5.1 Initial Testing

Some of the biogas systems can have a theoretical lifespan of up to 20 years. Technical issues are often named as one of the main challenges. These can be avoided, given that adequate operation and maintenance of the system is ensured.

Once the system is constructed, it is important for all individuals involved to receive proper training, as either the users or a designated responsible person may perform operational tasks and minor maintenance activities.

Before starting the digester, it’s crucial to conduct a tightness test once the system is built.

To demonstrate the testing process, a protocol for an underground fixed dome digester was selected. Please note that each type of digester has its specific testing protocol that ideally is provided by the implementer, a biogas expert, or can be found in the literature.

Protocol for an underground fixed dome digester

To ensure the tightness of underground digesters after construction, water and pressure tests are conducted.

Below is a step-by-step guide on how to perform these tests.

To ensure efficient operation, the tasks involved in running a biogas plant can be divided into categories, such as the initial start-up phase and daily, weekly, monthly, or annual activities. 

Step 1 – Water Test:

Fill the digester with water: Inject water until the water level reaches the zero-pressure line. It’s essential to stop adding water once the level reaches this point.

Mark Water Level: After the digester is full, mark the water level line and observe for 12 hours.

Check for Leakage: If there is no significant change in the water level during the observation period, it indicates no leakage, and the digester is ready for the pressure test.

Step 2 – Pressure Test:

Inflate with air: Inflate the digester with air until the pressure barometer reaches the design working pressure. Once the desired pressure is reached, turn off the air supply and close the valve.

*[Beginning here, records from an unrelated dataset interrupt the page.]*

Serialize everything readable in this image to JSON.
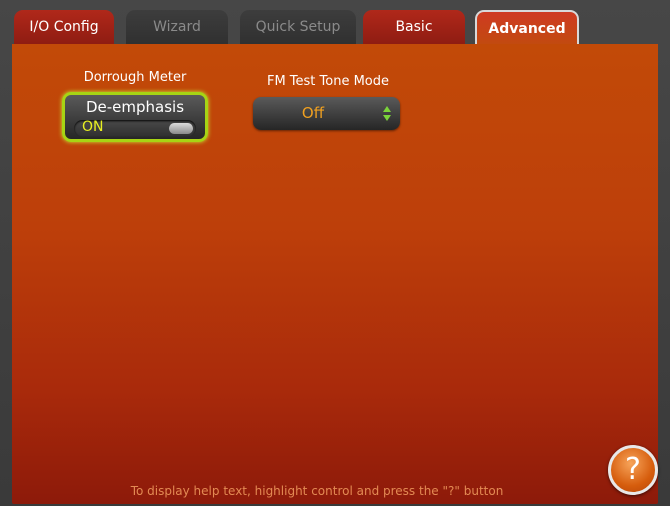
{
  "tabs": [
    {
      "label": "I/O Config",
      "state": "active"
    },
    {
      "label": "Wizard",
      "state": "disabled"
    },
    {
      "label": "Quick Setup",
      "state": "disabled"
    },
    {
      "label": "Basic",
      "state": "active"
    },
    {
      "label": "Advanced",
      "state": "selected"
    }
  ],
  "dorrough": {
    "section_label": "Dorrough Meter",
    "title": "De-emphasis",
    "state": "ON"
  },
  "fm_test_tone": {
    "section_label": "FM Test Tone Mode",
    "value": "Off"
  },
  "help": {
    "text": "To display help text, highlight control and press the \"?\" button",
    "button_label": "?"
  },
  "colors": {
    "panel_top": "#c24a08",
    "panel_bottom": "#8d1a0a",
    "toggle_border": "#a7d414",
    "toggle_state": "#e8f021",
    "select_value": "#f0a020",
    "help_text": "#e38a53"
  },
  "icons": {
    "select_arrows": "up-down-arrows-icon",
    "help_button": "question-mark-icon"
  }
}
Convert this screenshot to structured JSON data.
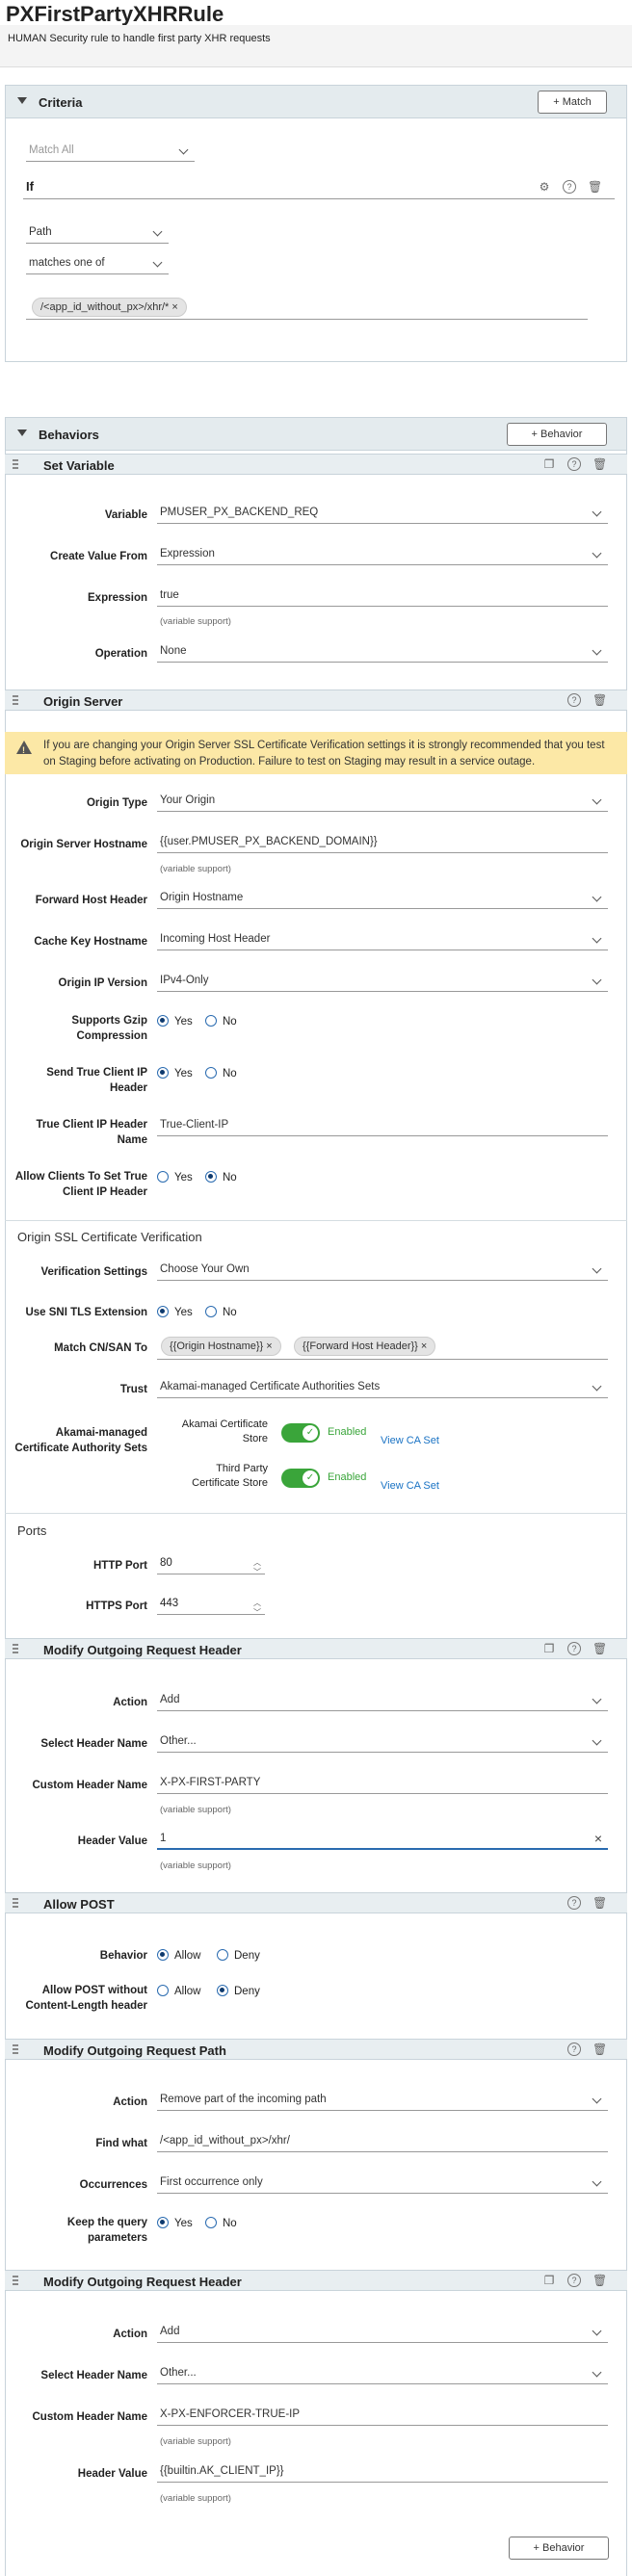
{
  "rule": {
    "title": "PXFirstPartyXHRRule",
    "description": "HUMAN Security rule to handle first party XHR requests"
  },
  "criteria": {
    "title": "Criteria",
    "match_button": "+ Match",
    "match_all": "Match All",
    "if_label": "If",
    "condition_field": "Path",
    "operator": "matches one of",
    "value_chip": "/<app_id_without_px>/xhr/*"
  },
  "behaviors": {
    "title": "Behaviors",
    "add_button": "+ Behavior",
    "add_button_bottom": "+ Behavior"
  },
  "set_variable": {
    "title": "Set Variable",
    "variable_label": "Variable",
    "variable_value": "PMUSER_PX_BACKEND_REQ",
    "create_from_label": "Create Value From",
    "create_from_value": "Expression",
    "expression_label": "Expression",
    "expression_value": "true",
    "expression_note": "(variable support)",
    "operation_label": "Operation",
    "operation_value": "None"
  },
  "origin_server": {
    "title": "Origin Server",
    "warning": "If you are changing your Origin Server SSL Certificate Verification settings it is strongly recommended that you test on Staging before activating on Production. Failure to test on Staging may result in a service outage.",
    "origin_type_label": "Origin Type",
    "origin_type_value": "Your Origin",
    "hostname_label": "Origin Server Hostname",
    "hostname_value": "{{user.PMUSER_PX_BACKEND_DOMAIN}}",
    "hostname_note": "(variable support)",
    "fwd_host_label": "Forward Host Header",
    "fwd_host_value": "Origin Hostname",
    "cache_key_label": "Cache Key Hostname",
    "cache_key_value": "Incoming Host Header",
    "ip_version_label": "Origin IP Version",
    "ip_version_value": "IPv4-Only",
    "gzip_label_1": "Supports Gzip",
    "gzip_label_2": "Compression",
    "true_ip_label_1": "Send True Client IP",
    "true_ip_label_2": "Header",
    "true_ip_name_label_1": "True Client IP Header",
    "true_ip_name_label_2": "Name",
    "true_ip_name_value": "True-Client-IP",
    "allow_clients_label_1": "Allow Clients To Set True",
    "allow_clients_label_2": "Client IP Header",
    "yes": "Yes",
    "no": "No",
    "ssl_title": "Origin SSL Certificate Verification",
    "verif_label": "Verification Settings",
    "verif_value": "Choose Your Own",
    "sni_label": "Use SNI TLS Extension",
    "cn_label": "Match CN/SAN To",
    "cn_chip_1": "{{Origin Hostname}}",
    "cn_chip_2": "{{Forward Host Header}}",
    "trust_label": "Trust",
    "trust_value": "Akamai-managed Certificate Authorities Sets",
    "akamai_sets_label_1": "Akamai-managed",
    "akamai_sets_label_2": "Certificate Authority Sets",
    "akamai_store_1": "Akamai Certificate",
    "akamai_store_2": "Store",
    "third_store_1": "Third Party",
    "third_store_2": "Certificate Store",
    "enabled": "Enabled",
    "view_ca": "View CA Set",
    "ports_title": "Ports",
    "http_port_label": "HTTP Port",
    "http_port_value": "80",
    "https_port_label": "HTTPS Port",
    "https_port_value": "443"
  },
  "req_header_1": {
    "title": "Modify Outgoing Request Header",
    "action_label": "Action",
    "action_value": "Add",
    "select_label": "Select Header Name",
    "select_value": "Other...",
    "custom_label": "Custom Header Name",
    "custom_value": "X-PX-FIRST-PARTY",
    "custom_note": "(variable support)",
    "value_label": "Header Value",
    "value_value": "1",
    "value_note": "(variable support)"
  },
  "allow_post": {
    "title": "Allow POST",
    "behavior_label": "Behavior",
    "no_len_label_1": "Allow POST without",
    "no_len_label_2": "Content-Length header",
    "allow": "Allow",
    "deny": "Deny"
  },
  "req_path": {
    "title": "Modify Outgoing Request Path",
    "action_label": "Action",
    "action_value": "Remove part of the incoming path",
    "find_label": "Find what",
    "find_value": "/<app_id_without_px>/xhr/",
    "occ_label": "Occurrences",
    "occ_value": "First occurrence only",
    "keep_label_1": "Keep the query",
    "keep_label_2": "parameters",
    "yes": "Yes",
    "no": "No"
  },
  "req_header_2": {
    "title": "Modify Outgoing Request Header",
    "action_label": "Action",
    "action_value": "Add",
    "select_label": "Select Header Name",
    "select_value": "Other...",
    "custom_label": "Custom Header Name",
    "custom_value": "X-PX-ENFORCER-TRUE-IP",
    "custom_note": "(variable support)",
    "value_label": "Header Value",
    "value_value": "{{builtin.AK_CLIENT_IP}}",
    "value_note": "(variable support)"
  }
}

Observe for 24 Hours: Observe the air pressure for 24 hours.

Check for Leakage: The digester meets requirements if the drop-out value of the barometer is <3% of the design pressure.